TASK TO CARRY OUT: Print every record exactly, omitting none.

TASK DATA:
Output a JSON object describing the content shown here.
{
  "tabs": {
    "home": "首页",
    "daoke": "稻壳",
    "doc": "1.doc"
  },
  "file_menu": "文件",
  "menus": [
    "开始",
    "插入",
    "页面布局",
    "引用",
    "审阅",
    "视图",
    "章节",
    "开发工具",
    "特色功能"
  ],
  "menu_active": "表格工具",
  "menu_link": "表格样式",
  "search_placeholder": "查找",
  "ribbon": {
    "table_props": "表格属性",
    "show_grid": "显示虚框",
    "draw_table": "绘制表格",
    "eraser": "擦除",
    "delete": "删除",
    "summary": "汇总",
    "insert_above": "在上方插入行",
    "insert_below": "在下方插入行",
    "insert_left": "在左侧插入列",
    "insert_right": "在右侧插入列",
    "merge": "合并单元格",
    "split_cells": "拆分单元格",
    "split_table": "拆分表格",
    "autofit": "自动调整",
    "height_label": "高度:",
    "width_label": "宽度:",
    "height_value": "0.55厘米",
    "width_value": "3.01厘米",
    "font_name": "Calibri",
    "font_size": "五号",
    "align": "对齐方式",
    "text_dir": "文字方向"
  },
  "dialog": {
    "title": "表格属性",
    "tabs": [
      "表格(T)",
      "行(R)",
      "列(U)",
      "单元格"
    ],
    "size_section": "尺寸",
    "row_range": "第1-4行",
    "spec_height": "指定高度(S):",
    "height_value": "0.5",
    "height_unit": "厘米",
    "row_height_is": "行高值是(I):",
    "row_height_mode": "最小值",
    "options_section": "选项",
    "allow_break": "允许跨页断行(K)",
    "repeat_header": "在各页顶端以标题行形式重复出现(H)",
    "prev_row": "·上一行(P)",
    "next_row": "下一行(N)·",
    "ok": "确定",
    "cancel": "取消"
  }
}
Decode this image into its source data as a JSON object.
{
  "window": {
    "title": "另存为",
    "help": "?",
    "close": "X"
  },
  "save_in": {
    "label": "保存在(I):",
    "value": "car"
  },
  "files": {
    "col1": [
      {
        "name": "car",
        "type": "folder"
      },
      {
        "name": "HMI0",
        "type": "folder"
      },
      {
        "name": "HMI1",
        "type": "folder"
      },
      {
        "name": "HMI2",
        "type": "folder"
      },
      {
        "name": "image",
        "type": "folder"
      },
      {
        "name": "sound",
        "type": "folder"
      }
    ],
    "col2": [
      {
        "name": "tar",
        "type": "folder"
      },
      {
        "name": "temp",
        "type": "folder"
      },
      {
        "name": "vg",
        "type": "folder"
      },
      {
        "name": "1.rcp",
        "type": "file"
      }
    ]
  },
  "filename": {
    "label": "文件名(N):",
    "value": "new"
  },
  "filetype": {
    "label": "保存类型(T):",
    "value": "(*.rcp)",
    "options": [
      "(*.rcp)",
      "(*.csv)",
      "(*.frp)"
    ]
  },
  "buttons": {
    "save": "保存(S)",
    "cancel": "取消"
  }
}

RESPONSE BELOW:
Output a JSON object describing the content shown here.
{
  "tabs": {
    "home": "首页",
    "daoke": "稻壳",
    "doc": "1.doc"
  },
  "file_menu": "文件",
  "menus": [
    "开始",
    "插入",
    "页面布局",
    "引用",
    "审阅",
    "视图",
    "章节",
    "开发工具",
    "特色功能"
  ],
  "menu_active": "表格工具",
  "menu_link": "表格样式",
  "search_placeholder": "查找",
  "ribbon": {
    "table_props": "表格属性",
    "show_grid": "显示虚框",
    "draw_table": "绘制表格",
    "eraser": "擦除",
    "delete": "删除",
    "summary": "汇总",
    "insert_above": "在上方插入行",
    "insert_below": "在下方插入行",
    "insert_left": "在左侧插入列",
    "insert_right": "在右侧插入列",
    "merge": "合并单元格",
    "split_cells": "拆分单元格",
    "split_table": "拆分表格",
    "autofit": "自动调整",
    "height_label": "高度:",
    "width_label": "宽度:",
    "height_value": "0.55厘米",
    "width_value": "3.01厘米",
    "font_name": "Calibri",
    "font_size": "五号",
    "align": "对齐方式",
    "text_dir": "文字方向"
  },
  "dialog": {
    "title": "表格属性",
    "tabs": [
      "表格(T)",
      "行(R)",
      "列(U)",
      "单元格"
    ],
    "size_section": "尺寸",
    "row_range": "第1-4行",
    "spec_height": "指定高度(S):",
    "height_value": "0.5",
    "height_unit": "厘米",
    "row_height_is": "行高值是(I):",
    "row_height_mode": "最小值",
    "options_section": "选项",
    "allow_break": "允许跨页断行(K)",
    "repeat_header": "在各页顶端以标题行形式重复出现(H)",
    "prev_row": "·上一行(P)",
    "next_row": "下一行(N)·",
    "ok": "确定",
    "cancel": "取消"
  }
}
Decode this image into its source data as a JSON object.
{
  "window": {
    "title": "另存为",
    "help": "?",
    "close": "X"
  },
  "save_in": {
    "label": "保存在(I):",
    "value": "car"
  },
  "files": {
    "col1": [
      {
        "name": "car",
        "type": "folder"
      },
      {
        "name": "HMI0",
        "type": "folder"
      },
      {
        "name": "HMI1",
        "type": "folder"
      },
      {
        "name": "HMI2",
        "type": "folder"
      },
      {
        "name": "image",
        "type": "folder"
      },
      {
        "name": "sound",
        "type": "folder"
      }
    ],
    "col2": [
      {
        "name": "tar",
        "type": "folder"
      },
      {
        "name": "temp",
        "type": "folder"
      },
      {
        "name": "vg",
        "type": "folder"
      },
      {
        "name": "1.rcp",
        "type": "file"
      }
    ]
  },
  "filename": {
    "label": "文件名(N):",
    "value": "new"
  },
  "filetype": {
    "label": "保存类型(T):",
    "value": "(*.rcp)",
    "options": [
      "(*.rcp)",
      "(*.csv)",
      "(*.frp)"
    ]
  },
  "buttons": {
    "save": "保存(S)",
    "cancel": "取消"
  }
}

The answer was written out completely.